Smith strongly urges readers to see the New Deal as much as a political campaign as an economic program. The personal appeal of both Franklin and Eleanor Roosevelt were “a foundational component of the New Deal electoral coalition.” (66) Roosevelt and his advisers openly sought to use New Deal patronage to build the Democratic Party. WPA projects were intended to promote Roosevelt’s preferred politicians, both in primaries and general elections. Western states particularly benefited from public works projects because they were swing states as opposed to the old post-Reconstruction electoral map that still held through the early 20th century in much of the country.
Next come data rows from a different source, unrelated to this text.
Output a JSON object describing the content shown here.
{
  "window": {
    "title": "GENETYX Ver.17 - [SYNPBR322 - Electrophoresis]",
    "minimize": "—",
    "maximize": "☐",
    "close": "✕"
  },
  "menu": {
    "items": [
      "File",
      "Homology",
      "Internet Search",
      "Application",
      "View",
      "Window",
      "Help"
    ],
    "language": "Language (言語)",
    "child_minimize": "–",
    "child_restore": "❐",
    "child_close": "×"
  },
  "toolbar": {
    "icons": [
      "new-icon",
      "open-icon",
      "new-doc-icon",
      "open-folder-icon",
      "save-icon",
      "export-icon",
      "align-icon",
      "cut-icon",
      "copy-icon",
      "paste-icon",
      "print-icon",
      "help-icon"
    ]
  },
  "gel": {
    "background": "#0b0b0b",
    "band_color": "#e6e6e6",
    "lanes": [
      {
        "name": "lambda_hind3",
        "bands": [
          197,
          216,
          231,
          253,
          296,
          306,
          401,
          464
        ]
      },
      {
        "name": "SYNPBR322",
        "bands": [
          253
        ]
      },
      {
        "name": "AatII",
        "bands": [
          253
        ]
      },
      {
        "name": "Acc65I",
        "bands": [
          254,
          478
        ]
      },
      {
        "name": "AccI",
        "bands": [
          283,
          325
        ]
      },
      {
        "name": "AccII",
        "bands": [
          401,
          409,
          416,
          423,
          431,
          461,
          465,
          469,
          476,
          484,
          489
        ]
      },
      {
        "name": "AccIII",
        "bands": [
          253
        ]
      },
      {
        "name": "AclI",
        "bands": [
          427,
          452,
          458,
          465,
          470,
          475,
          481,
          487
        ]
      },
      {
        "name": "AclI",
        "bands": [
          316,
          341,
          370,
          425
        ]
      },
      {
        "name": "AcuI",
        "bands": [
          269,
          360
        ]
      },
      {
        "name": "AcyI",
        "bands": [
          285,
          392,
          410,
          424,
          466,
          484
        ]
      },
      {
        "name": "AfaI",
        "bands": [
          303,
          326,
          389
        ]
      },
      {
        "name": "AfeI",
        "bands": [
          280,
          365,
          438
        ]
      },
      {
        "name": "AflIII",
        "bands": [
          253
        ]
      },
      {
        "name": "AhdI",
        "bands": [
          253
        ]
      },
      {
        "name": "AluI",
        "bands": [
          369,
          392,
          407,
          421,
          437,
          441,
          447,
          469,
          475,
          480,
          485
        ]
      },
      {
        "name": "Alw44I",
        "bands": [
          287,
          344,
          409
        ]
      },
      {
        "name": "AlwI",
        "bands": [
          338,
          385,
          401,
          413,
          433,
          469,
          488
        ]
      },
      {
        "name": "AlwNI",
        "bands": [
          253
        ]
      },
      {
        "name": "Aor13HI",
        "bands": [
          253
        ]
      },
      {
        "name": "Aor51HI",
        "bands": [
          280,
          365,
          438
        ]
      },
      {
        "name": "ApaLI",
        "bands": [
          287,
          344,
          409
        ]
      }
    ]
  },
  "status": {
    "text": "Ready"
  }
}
While court-packing was a major reason for the conservative reversal of the New Deal after 1938, as was the leftward tilt of the New Deal after 1935 that scared the South, the clear relationship between politics and public works projects also went far to alienate many, especially those not favored by Roosevelt.
The book is almost entirely political in nature, which is OK except that the “society and culture” chapter becomes something of a catch all for everything from the CIO and John Steinbeck to how liberals marginalized non-whites from the period’s populist cultural forms and the forced repatriation of Mexicans, including American citizens of Mexican descent. Such a chapter is a natural result of a book focused on politics and government, but one ideally wishes he had integrated these topics into other chapters rather than the standalone chapters that never quite mesh with the rest of a book.
Ultimately, the New Deal not only saved American capitalism but also shaped the postwar world in ways that include the creation of the middle class, the rise of the Sunbelt, and the creation of the nuclear state. It also helped build up the military before World War II, as both FDR and George Marshall saw the need for preparedness and viewed WPA projects as a way to build that infrastructure. Marshall routinely lauded the WPA in the press, giving it room to grow in a period of backlash to the overall New Deal. Smith closes the book by reiterating his major point–unlike what conservatives claim, government can and does create jobs, stimulate the economy, and improve the lives of everyday Americans. It’s sad we have to rescue these obvious points from right-wing mythology in 2015.
Finally, in an important bit of trivia to my life, Philadelphia was granted a new professional football franchise in 1933 after its previous team had gone bankrupt. It was named the Philadelphia Eagles after the blue eagle of the NRA because the New Deal was so popular. I did not know this.